*GOAL OF THE EXERCISE:*
Repeat each entry. Keep every line exactly as it is.

*DATA:*
--------------------------------------------------

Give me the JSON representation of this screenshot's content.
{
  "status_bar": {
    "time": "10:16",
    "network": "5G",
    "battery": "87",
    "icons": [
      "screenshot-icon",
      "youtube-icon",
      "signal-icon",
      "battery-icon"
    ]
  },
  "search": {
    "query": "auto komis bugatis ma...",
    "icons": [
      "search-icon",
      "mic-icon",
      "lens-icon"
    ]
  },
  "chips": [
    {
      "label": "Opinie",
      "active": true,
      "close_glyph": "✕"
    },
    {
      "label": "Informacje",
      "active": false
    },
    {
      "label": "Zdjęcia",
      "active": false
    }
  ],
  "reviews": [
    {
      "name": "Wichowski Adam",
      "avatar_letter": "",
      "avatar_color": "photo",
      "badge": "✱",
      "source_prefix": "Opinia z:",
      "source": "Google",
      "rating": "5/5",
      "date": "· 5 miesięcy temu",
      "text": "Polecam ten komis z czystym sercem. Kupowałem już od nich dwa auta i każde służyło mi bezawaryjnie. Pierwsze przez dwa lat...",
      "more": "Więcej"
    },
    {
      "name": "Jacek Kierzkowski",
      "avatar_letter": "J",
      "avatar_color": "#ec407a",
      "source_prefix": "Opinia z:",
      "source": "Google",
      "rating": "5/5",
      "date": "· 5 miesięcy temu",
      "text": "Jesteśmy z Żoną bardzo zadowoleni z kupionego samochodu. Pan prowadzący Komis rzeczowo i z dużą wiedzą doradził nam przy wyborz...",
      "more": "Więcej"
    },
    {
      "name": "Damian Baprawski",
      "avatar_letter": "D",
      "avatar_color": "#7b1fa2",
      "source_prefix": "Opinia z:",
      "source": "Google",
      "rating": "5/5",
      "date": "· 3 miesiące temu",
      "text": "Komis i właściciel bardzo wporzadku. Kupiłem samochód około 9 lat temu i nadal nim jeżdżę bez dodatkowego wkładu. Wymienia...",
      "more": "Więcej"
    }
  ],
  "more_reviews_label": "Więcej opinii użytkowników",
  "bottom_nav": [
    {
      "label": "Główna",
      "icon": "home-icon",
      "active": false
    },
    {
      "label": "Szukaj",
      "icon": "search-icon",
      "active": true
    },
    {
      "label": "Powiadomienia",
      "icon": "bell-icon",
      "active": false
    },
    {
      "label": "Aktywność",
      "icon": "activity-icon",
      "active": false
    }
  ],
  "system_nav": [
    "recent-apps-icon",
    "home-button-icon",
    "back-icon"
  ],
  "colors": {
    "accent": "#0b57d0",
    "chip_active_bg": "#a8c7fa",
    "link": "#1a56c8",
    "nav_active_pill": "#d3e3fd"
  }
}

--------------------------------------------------

*RESULT:*
Give me the JSON representation of this screenshot's content.
{
  "status_bar": {
    "time": "10:16",
    "network": "5G",
    "battery": "87",
    "icons": [
      "screenshot-icon",
      "youtube-icon",
      "signal-icon",
      "battery-icon"
    ]
  },
  "search": {
    "query": "auto komis bugatis ma...",
    "icons": [
      "search-icon",
      "mic-icon",
      "lens-icon"
    ]
  },
  "chips": [
    {
      "label": "Opinie",
      "active": true,
      "close_glyph": "✕"
    },
    {
      "label": "Informacje",
      "active": false
    },
    {
      "label": "Zdjęcia",
      "active": false
    }
  ],
  "reviews": [
    {
      "name": "Wichowski Adam",
      "avatar_letter": "",
      "avatar_color": "photo",
      "badge": "✱",
      "source_prefix": "Opinia z:",
      "source": "Google",
      "rating": "5/5",
      "date": "· 5 miesięcy temu",
      "text": "Polecam ten komis z czystym sercem. Kupowałem już od nich dwa auta i każde służyło mi bezawaryjnie. Pierwsze przez dwa lat...",
      "more": "Więcej"
    },
    {
      "name": "Jacek Kierzkowski",
      "avatar_letter": "J",
      "avatar_color": "#ec407a",
      "source_prefix": "Opinia z:",
      "source": "Google",
      "rating": "5/5",
      "date": "· 5 miesięcy temu",
      "text": "Jesteśmy z Żoną bardzo zadowoleni z kupionego samochodu. Pan prowadzący Komis rzeczowo i z dużą wiedzą doradził nam przy wyborz...",
      "more": "Więcej"
    },
    {
      "name": "Damian Baprawski",
      "avatar_letter": "D",
      "avatar_color": "#7b1fa2",
      "source_prefix": "Opinia z:",
      "source": "Google",
      "rating": "5/5",
      "date": "· 3 miesiące temu",
      "text": "Komis i właściciel bardzo wporzadku. Kupiłem samochód około 9 lat temu i nadal nim jeżdżę bez dodatkowego wkładu. Wymienia...",
      "more": "Więcej"
    }
  ],
  "more_reviews_label": "Więcej opinii użytkowników",
  "bottom_nav": [
    {
      "label": "Główna",
      "icon": "home-icon",
      "active": false
    },
    {
      "label": "Szukaj",
      "icon": "search-icon",
      "active": true
    },
    {
      "label": "Powiadomienia",
      "icon": "bell-icon",
      "active": false
    },
    {
      "label": "Aktywność",
      "icon": "activity-icon",
      "active": false
    }
  ],
  "system_nav": [
    "recent-apps-icon",
    "home-button-icon",
    "back-icon"
  ],
  "colors": {
    "accent": "#0b57d0",
    "chip_active_bg": "#a8c7fa",
    "link": "#1a56c8",
    "nav_active_pill": "#d3e3fd"
  }
}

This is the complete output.